#### Description of the task
A copy is needed of each line in the records that has the word "this".

Data records for software interfaces
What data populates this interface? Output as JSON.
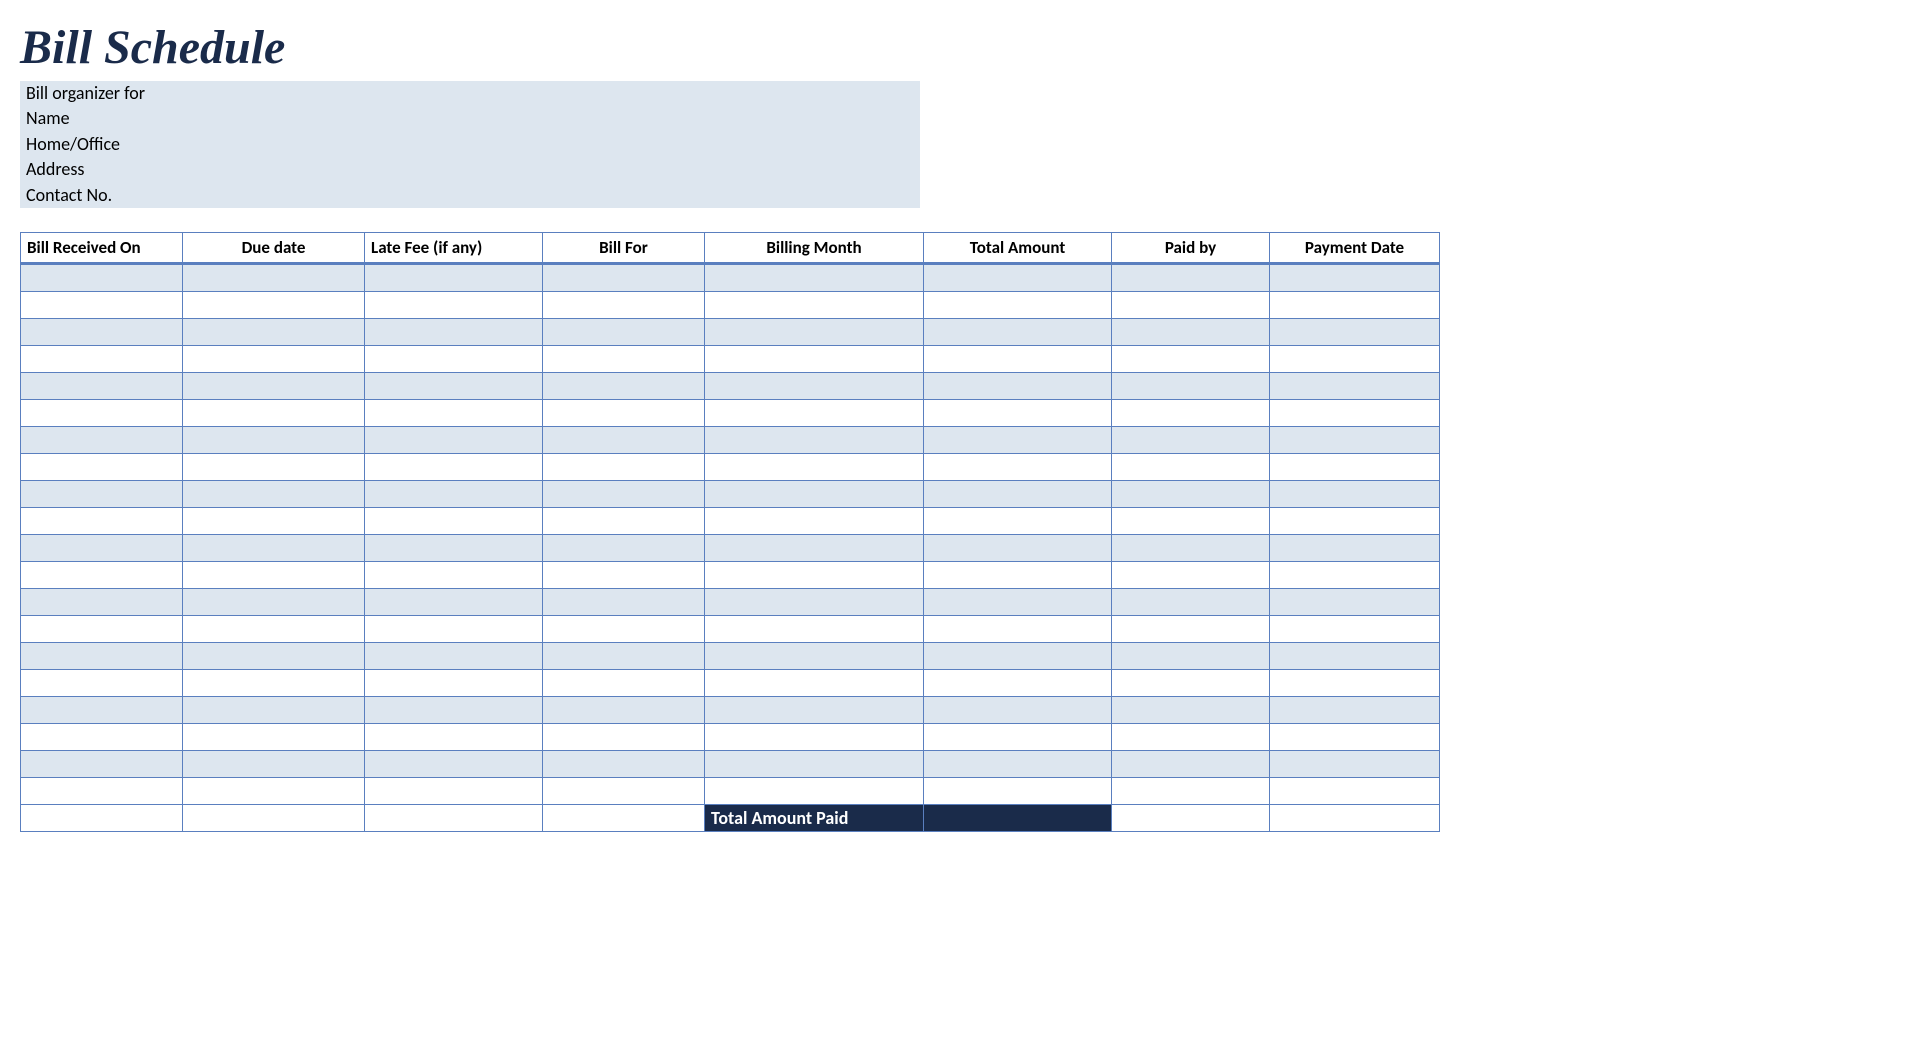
{
  "title": "Bill Schedule",
  "info": {
    "label_organizer": "Bill organizer for",
    "label_name": "Name",
    "label_home_office": "Home/Office",
    "label_address": "Address",
    "label_contact": "Contact No."
  },
  "table": {
    "headers": [
      "Bill Received On",
      "Due date",
      "Late Fee (if any)",
      "Bill For",
      "Billing Month",
      "Total Amount",
      "Paid by",
      "Payment Date"
    ],
    "row_count": 20,
    "footer_label": "Total  Amount Paid",
    "footer_value": ""
  }
}
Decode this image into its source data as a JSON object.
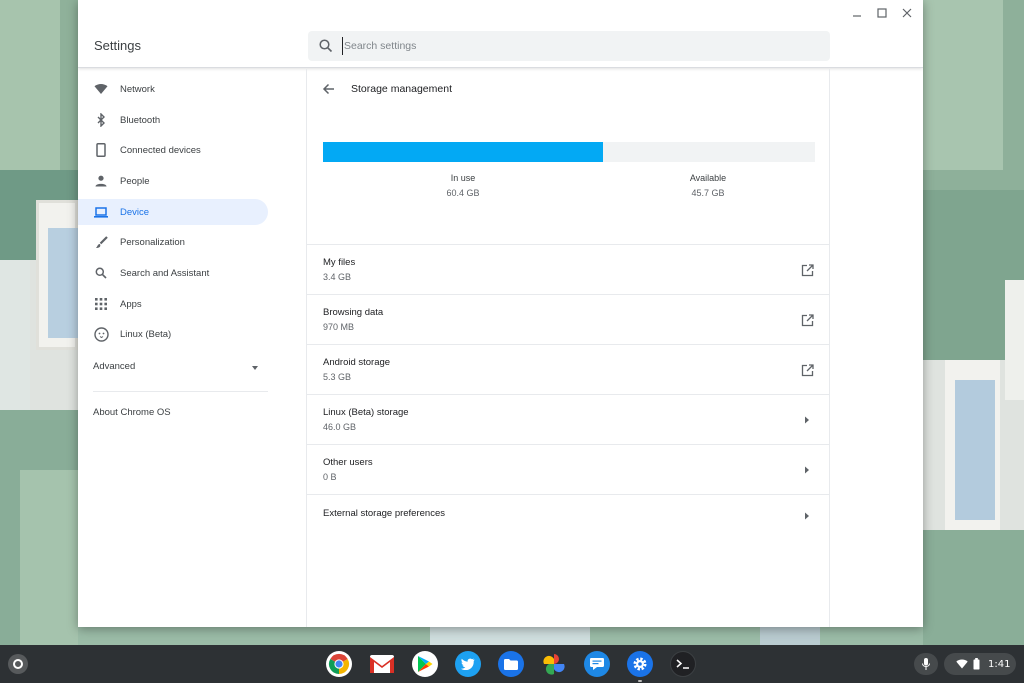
{
  "window": {
    "app_title": "Settings",
    "controls": [
      "minimize-icon",
      "maximize-icon",
      "close-icon"
    ]
  },
  "search": {
    "placeholder": "Search settings",
    "value": ""
  },
  "sidebar": {
    "items": [
      {
        "label": "Network",
        "icon": "wifi-icon",
        "active": false
      },
      {
        "label": "Bluetooth",
        "icon": "bluetooth-icon",
        "active": false
      },
      {
        "label": "Connected devices",
        "icon": "phone-icon",
        "active": false
      },
      {
        "label": "People",
        "icon": "person-icon",
        "active": false
      },
      {
        "label": "Device",
        "icon": "laptop-icon",
        "active": true
      },
      {
        "label": "Personalization",
        "icon": "brush-icon",
        "active": false
      },
      {
        "label": "Search and Assistant",
        "icon": "search-icon",
        "active": false
      },
      {
        "label": "Apps",
        "icon": "apps-grid-icon",
        "active": false
      },
      {
        "label": "Linux (Beta)",
        "icon": "penguin-icon",
        "active": false
      }
    ],
    "advanced_label": "Advanced",
    "about_label": "About Chrome OS"
  },
  "storage": {
    "page_title": "Storage management",
    "in_use_label": "In use",
    "in_use_value": "60.4 GB",
    "available_label": "Available",
    "available_value": "45.7 GB",
    "used_fraction": 0.57,
    "bar_color": "#03a9f4",
    "rows": [
      {
        "name": "My files",
        "value": "3.4 GB",
        "action_icon": "open-external-icon"
      },
      {
        "name": "Browsing data",
        "value": "970 MB",
        "action_icon": "open-external-icon"
      },
      {
        "name": "Android storage",
        "value": "5.3 GB",
        "action_icon": "open-external-icon"
      },
      {
        "name": "Linux (Beta) storage",
        "value": "46.0 GB",
        "action_icon": "chevron-right-icon"
      },
      {
        "name": "Other users",
        "value": "0 B",
        "action_icon": "chevron-right-icon"
      },
      {
        "name": "External storage preferences",
        "value": "",
        "action_icon": "chevron-right-icon"
      }
    ]
  },
  "shelf": {
    "apps": [
      "chrome-icon",
      "gmail-icon",
      "play-store-icon",
      "twitter-icon",
      "files-icon",
      "photos-icon",
      "messages-icon",
      "settings-icon",
      "terminal-icon"
    ],
    "time": "1:41"
  }
}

#### Solution to the exercise
What data populates this interface? Output as JSON.
Decode this image into its source data as a JSON object.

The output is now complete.